The title is meant in equal measures literally and figuratively.
I’m having a hard time settling down to work on anything that involves reading or writing (or even watching movies) because I currently have no glasses and my eyes, while better, both definitely require correction. My hand keeps drifting to my temple to try to adjust my glasses, which currently are not even in town, being at some optical company getting a new right lens (which will be full correction).
I’m scheduled for cataract surgery on the left eye on 25 January, and that ends the run: just two eyes, though in grade school the common chant was that I had four. Hah! Good education in how wrong people can be and how well they ignore obvious physical evidence when it contradicts their ideology. So you see, I was already somewhat disenchanted with the public. But I want to point out: they started it.
At any rate, you will see erratic blogging the rest of this week. I ask your indulgence.
Very interesting Cool Tool today, especially for people who have to work in noisy environments: sound-canceling headphones to which you can attach your iPhone, MP3 player, radio, or what not. AND: they’re $22.
Over at Wicked_Edge a fellow shaver mentioned a problem lathering Proraso shaving cream with the Van Der Hagen Luxury Shaving Set brush, shown above with the little rack that comes with the set, so I decided to replicate the shave in solidarity.

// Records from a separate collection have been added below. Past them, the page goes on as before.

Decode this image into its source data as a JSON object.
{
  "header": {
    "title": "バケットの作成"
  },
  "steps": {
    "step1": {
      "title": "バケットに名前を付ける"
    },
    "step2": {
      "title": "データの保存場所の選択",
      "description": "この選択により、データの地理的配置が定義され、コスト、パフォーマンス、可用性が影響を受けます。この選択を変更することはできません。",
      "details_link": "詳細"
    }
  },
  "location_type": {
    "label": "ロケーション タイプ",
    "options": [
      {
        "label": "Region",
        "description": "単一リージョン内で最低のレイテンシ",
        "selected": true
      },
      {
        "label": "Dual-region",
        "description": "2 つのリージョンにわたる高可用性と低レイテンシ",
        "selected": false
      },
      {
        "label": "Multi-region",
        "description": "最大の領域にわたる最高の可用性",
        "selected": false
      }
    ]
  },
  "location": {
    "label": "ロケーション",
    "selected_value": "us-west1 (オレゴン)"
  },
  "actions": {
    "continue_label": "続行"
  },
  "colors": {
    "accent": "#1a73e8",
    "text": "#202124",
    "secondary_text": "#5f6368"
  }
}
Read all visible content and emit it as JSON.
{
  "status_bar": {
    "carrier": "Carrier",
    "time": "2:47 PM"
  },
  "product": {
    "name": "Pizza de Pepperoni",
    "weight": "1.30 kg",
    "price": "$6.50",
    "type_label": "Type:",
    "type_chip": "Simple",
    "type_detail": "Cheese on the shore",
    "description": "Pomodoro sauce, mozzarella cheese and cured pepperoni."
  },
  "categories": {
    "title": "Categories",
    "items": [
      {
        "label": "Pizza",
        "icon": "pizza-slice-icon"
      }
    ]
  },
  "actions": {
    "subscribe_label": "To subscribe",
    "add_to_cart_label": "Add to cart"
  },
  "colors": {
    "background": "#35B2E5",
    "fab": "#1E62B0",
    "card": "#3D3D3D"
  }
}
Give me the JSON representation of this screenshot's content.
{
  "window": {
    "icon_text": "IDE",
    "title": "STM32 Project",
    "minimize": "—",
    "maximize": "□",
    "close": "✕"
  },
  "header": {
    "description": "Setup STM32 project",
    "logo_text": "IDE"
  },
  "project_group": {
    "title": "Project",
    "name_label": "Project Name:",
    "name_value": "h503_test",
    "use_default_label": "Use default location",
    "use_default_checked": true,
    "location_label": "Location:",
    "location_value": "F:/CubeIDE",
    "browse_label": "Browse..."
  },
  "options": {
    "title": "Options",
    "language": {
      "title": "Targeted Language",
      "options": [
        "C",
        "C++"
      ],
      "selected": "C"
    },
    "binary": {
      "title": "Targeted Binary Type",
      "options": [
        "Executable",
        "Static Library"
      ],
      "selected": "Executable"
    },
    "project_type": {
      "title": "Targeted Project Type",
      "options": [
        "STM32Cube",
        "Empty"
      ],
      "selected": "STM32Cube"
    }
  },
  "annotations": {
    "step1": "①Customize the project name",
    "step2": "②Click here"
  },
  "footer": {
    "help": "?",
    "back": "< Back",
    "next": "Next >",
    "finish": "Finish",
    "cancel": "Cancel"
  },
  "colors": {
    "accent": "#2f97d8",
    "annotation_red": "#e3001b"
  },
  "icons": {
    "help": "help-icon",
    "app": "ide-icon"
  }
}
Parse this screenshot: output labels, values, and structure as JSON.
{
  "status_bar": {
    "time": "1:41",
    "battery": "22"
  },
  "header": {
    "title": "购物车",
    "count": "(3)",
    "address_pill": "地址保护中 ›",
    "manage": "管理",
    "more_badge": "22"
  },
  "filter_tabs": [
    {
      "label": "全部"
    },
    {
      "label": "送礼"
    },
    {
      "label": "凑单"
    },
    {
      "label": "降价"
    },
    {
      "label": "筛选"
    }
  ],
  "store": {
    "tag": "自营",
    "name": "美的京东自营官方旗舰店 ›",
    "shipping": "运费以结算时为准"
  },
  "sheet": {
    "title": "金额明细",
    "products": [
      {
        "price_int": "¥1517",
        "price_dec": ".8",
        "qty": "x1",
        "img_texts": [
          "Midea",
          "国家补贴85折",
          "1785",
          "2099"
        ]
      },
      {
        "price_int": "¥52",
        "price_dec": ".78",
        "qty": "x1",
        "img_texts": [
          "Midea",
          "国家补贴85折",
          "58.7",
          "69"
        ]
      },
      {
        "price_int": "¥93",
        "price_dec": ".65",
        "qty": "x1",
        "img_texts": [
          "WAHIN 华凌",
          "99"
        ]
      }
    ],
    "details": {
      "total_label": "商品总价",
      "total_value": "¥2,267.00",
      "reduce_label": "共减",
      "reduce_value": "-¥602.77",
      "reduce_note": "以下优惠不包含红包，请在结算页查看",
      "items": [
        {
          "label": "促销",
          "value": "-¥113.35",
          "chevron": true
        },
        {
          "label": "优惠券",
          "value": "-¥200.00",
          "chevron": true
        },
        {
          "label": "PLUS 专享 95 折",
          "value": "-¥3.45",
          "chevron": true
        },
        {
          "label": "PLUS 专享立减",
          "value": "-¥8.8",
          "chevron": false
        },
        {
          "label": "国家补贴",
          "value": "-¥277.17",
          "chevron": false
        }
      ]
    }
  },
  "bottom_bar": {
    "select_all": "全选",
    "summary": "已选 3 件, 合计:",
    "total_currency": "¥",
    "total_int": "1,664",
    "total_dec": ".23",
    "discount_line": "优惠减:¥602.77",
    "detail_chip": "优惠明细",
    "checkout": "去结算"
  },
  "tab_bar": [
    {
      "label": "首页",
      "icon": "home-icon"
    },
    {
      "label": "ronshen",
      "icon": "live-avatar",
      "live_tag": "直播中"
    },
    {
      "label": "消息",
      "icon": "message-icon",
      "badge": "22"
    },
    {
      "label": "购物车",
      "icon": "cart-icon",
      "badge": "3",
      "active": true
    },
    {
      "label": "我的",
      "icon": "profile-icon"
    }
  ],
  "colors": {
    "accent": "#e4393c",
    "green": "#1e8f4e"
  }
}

I also decided to try the Proraso pre- and post-shave cream, and I used a tip offered by a WEdger: apply the cream and then use a hot towel over it. I did, with a certain Vicks VapoRub effect. I watched the clock for two minutes, but then I realized that if I did this regularly, it would be more fun to recite (to Megs or to myself) the Gettysburg Address (around 1 min 40 sec) or some narrative poem of appropriate length (say, Part 1 of The Highwayman, by Alfred Noyes (2 minutes), or My Last Duchess, by Robert Browning (3 minutes).
After the hot-towel treatment, I went to shower, leaving the residue of the Proraso cream on my beard. At the sink, I washed with MR GLO, partially rinsed with a splash, applied more of the pre-shave cream, and then squirted out a lump of the Proraso shaving cream about the size of an almond.
I rubbed the cream on my beard, then took the Van Der Hagen brush, wet it under the hot-water tap, and began brushing my beard. I brought up a good lather. The VDH brush has a rather loose knot, but it works, just not so efficiently as a better brush.
My new Mühle 106 with a Personna 74 blade did a very nice job, and all the prep made for an easy shave. Three passes, the alum block, a final rinse, dry, and I applied the Proraso cream now as a post-shave.
Good shave, but I’m still not sold on the pre- and post-shave cream.